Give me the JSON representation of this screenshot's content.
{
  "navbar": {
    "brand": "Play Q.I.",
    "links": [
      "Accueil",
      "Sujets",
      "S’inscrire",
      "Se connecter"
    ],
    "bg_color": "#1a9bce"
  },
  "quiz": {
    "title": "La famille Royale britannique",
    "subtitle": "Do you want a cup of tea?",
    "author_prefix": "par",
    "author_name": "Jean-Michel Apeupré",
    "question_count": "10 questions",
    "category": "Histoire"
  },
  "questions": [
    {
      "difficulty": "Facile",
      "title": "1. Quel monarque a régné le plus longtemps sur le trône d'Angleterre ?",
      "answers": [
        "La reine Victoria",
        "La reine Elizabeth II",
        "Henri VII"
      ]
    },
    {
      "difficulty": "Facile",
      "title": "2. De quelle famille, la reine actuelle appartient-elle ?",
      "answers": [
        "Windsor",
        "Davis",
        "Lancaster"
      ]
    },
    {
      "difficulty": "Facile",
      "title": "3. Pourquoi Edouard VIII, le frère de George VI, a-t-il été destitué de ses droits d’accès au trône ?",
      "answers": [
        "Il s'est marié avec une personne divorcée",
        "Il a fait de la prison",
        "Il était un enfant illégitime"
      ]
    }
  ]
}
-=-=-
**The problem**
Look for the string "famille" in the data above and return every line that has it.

**Task solution**
    "title": "La famille Royale britannique",
      "title": "2. De quelle famille, la reine actuelle appartient-elle ?",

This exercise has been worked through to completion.